-- Dataset records follows --
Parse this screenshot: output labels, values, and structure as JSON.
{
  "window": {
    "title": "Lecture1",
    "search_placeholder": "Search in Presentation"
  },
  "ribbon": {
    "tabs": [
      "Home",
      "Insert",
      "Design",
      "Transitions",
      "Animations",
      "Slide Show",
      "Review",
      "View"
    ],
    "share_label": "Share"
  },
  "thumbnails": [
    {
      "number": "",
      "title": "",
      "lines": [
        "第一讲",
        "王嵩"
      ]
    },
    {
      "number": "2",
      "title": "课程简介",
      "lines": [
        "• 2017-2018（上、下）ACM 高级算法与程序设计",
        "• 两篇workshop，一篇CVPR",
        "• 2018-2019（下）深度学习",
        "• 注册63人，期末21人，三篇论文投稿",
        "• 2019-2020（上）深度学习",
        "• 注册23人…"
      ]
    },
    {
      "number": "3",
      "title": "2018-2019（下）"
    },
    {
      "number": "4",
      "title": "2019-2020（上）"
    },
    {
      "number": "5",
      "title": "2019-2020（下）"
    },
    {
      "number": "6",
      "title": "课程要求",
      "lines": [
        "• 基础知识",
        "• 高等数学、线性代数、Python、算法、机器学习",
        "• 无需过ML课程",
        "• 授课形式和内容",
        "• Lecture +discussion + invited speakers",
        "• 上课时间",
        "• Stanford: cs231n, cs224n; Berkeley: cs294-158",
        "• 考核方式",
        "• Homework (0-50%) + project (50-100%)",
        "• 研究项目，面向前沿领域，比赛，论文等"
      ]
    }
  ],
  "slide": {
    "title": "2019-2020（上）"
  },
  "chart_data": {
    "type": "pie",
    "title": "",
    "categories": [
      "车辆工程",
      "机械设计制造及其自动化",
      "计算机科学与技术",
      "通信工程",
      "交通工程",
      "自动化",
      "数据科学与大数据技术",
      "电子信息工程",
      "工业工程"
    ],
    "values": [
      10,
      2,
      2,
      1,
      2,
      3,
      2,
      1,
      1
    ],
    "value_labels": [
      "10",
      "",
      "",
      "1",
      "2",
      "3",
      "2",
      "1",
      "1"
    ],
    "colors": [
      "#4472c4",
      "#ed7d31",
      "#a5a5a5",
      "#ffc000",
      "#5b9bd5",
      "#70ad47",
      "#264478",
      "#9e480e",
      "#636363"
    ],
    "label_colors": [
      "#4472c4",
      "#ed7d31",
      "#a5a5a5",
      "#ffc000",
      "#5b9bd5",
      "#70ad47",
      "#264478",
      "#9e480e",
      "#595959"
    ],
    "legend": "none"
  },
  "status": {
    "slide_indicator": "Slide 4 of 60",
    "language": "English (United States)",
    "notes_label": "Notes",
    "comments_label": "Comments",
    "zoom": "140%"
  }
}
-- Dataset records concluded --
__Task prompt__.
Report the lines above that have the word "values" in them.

__Finished task__.
Parse this screenshot: output labels, values, and structure as JSON.
    "values": [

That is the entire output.